The mining sector is transforming as technology presents new industry opportunities, says emerging miner Lurco Group COO Aubrey Chauke.
“For junior, emerging and midtier miners, modernisation programmes could be easier to implement for coal projects as compared to other commodities.”
However, emerging miners – despite being the backbone of the sector – face difficulties in accessing capital for project development, he notes.
“This is why we need forums such as emerging miners associations to ensure that capital is administered accordingly for younger players to explore their dynamic ideas and capabilities, and to amplify the systems currently in place. This will ensure a sustainable future for emerging miners,” Chauke explains.
Meanwhile, midtier miner Menar chairperson Mpumelelo Mkhabela tells Engineering News & Mining Weekly that coal and platinum mines, for example, have similar carbon footprints.

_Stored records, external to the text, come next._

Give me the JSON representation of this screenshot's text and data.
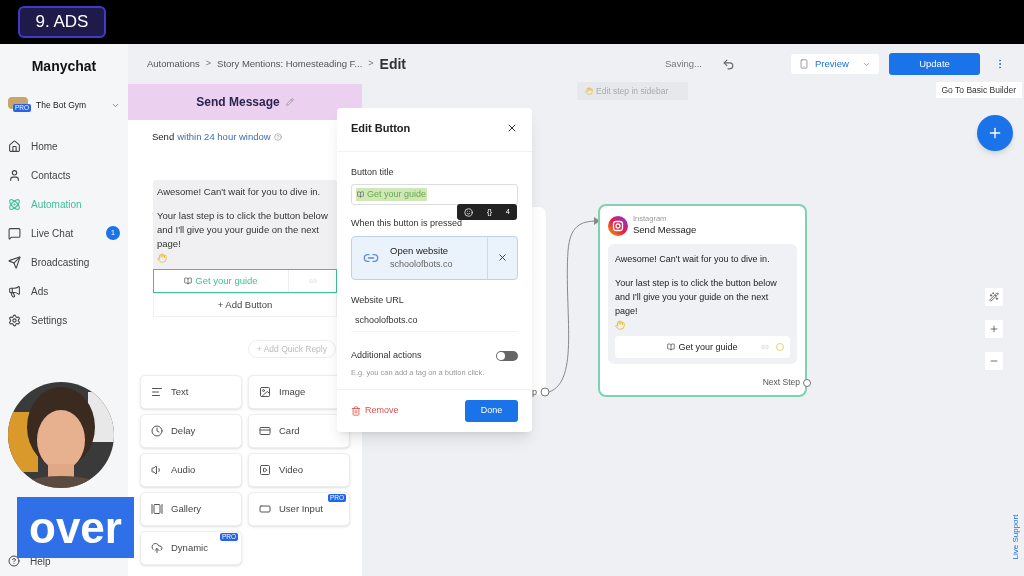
{
  "video_overlay": {
    "chapter": "9. ADS",
    "caption": "over"
  },
  "sidebar": {
    "logo": "Manychat",
    "account": {
      "name": "The Bot Gym",
      "badge": "PRO"
    },
    "items": [
      {
        "label": "Home",
        "selected": false
      },
      {
        "label": "Contacts",
        "selected": false
      },
      {
        "label": "Automation",
        "selected": true
      },
      {
        "label": "Live Chat",
        "selected": false,
        "count": "1"
      },
      {
        "label": "Broadcasting",
        "selected": false
      },
      {
        "label": "Ads",
        "selected": false
      },
      {
        "label": "Settings",
        "selected": false
      }
    ],
    "help": "Help"
  },
  "header": {
    "breadcrumbs": [
      {
        "label": "Automations",
        "separator": ">"
      },
      {
        "label": "Story Mentions: Homesteading F...",
        "separator": ">"
      }
    ],
    "current": "Edit",
    "status": "Saving...",
    "preview": "Preview",
    "update": "Update"
  },
  "panel": {
    "title": "Send Message",
    "send_prefix": "Send",
    "send_window": "within 24 hour window",
    "message": [
      "Awesome! Can't wait for you to dive in.",
      "Your last step is to click the button below and I'll give you your guide on the next page!"
    ],
    "button": "Get your guide",
    "add_button": "+ Add Button",
    "add_quick_reply": "+ Add Quick Reply",
    "blocks": [
      {
        "label": "Text"
      },
      {
        "label": "Image"
      },
      {
        "label": "Delay"
      },
      {
        "label": "Card"
      },
      {
        "label": "Audio"
      },
      {
        "label": "Video"
      },
      {
        "label": "Gallery"
      },
      {
        "label": "User Input",
        "badge": "PRO"
      },
      {
        "label": "Dynamic",
        "badge": "PRO"
      }
    ]
  },
  "edit_button": {
    "title": "Edit Button",
    "title_label": "Button title",
    "title_value": "Get your guide",
    "toolbar": {
      "vars": "{}",
      "count": "4"
    },
    "pressed_label": "When this button is pressed",
    "action": {
      "title": "Open website",
      "subtitle": "schoolofbots.co"
    },
    "url_label": "Website URL",
    "url_value": "schoolofbots.co",
    "additional_label": "Additional actions",
    "additional_on": false,
    "additional_hint": "E.g. you can add a tag on a button click.",
    "remove": "Remove",
    "done": "Done"
  },
  "canvas": {
    "hint": "Edit step in sidebar",
    "basic_builder": "Go To Basic Builder",
    "hidden_node_text": "p",
    "live_support": "Live Support",
    "node": {
      "channel": "Instagram",
      "title": "Send Message",
      "message": [
        "Awesome! Can't wait for you to dive in.",
        "Your last step is to click the button below and I'll give you your guide on the next page!"
      ],
      "button": "Get your guide",
      "next": "Next Step"
    }
  }
}
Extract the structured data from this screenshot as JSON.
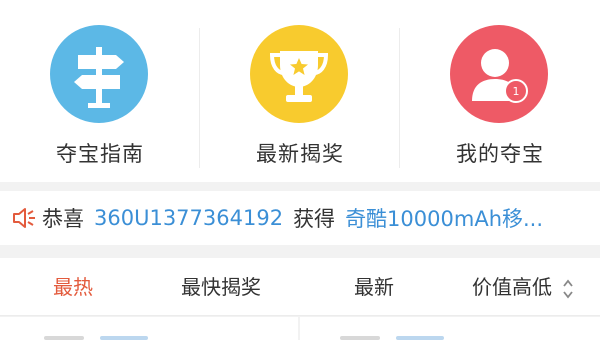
{
  "shortcuts": [
    {
      "label": "夺宝指南",
      "icon": "signpost-icon",
      "color": "#5cb8e6"
    },
    {
      "label": "最新揭奖",
      "icon": "trophy-icon",
      "color": "#f8cb2e"
    },
    {
      "label": "我的夺宝",
      "icon": "user-coin-icon",
      "color": "#ee5a66"
    }
  ],
  "notice": {
    "icon": "speaker-icon",
    "prefix": "恭喜",
    "user": "360U1377364192",
    "verb": "获得",
    "prize": "奇酷10000mAh移...",
    "colors": {
      "accent": "#3b8fd6",
      "icon": "#e35b3d"
    }
  },
  "tabs": [
    {
      "label": "最热",
      "active": true
    },
    {
      "label": "最快揭奖",
      "active": false
    },
    {
      "label": "最新",
      "active": false
    },
    {
      "label": "价值高低",
      "active": false,
      "icon": "sort-arrows-icon"
    }
  ],
  "accent_color": "#e35b3d"
}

“Minimising the carbon footprint at coal mines is not a time consuming and expensive investment. It is all about making the decision, from the outset, to apply all available technologies for the lowest possible impact on the environment,” he adds.
Mkhabela asserts that Menar focuses on dust suppression at its mine roads and processing plants, as well as the optimal use of diesel to minimise the environmental impact of its operations.
Further, while there is a trend away from coal by mining majors, “the industry should thrive in the junior and midtier space”, law firm Webber Wentzel partner Jonathan Veeran points out.
“We have seen a number of large-scale divestments of coal operations, with several majors looking to, or having disposed of, their coal operations,” he adds.
He comments that some difficulty may arise in securing funding for these operations, as South African financial institutions no longer have an appetite for coal projects.
However, from a mining perspective, coal will still be a major commodity and export for the foreseeable future, says Veeran.
“Coal mining is a particularly dirty game but companies are aware of that, and are making strides to improve.” However, he warns that the harsh economic reality and its impact on the country’s functioning must be recognised.
“We are dependent on coal and, at the moment, it might not be in our best interest to invest in a whole new fleet of power generation sources.”
Veeran highlights that it will be interesting to see how the focus on driving clean fuel technologies will play out, particularly in the coal realm.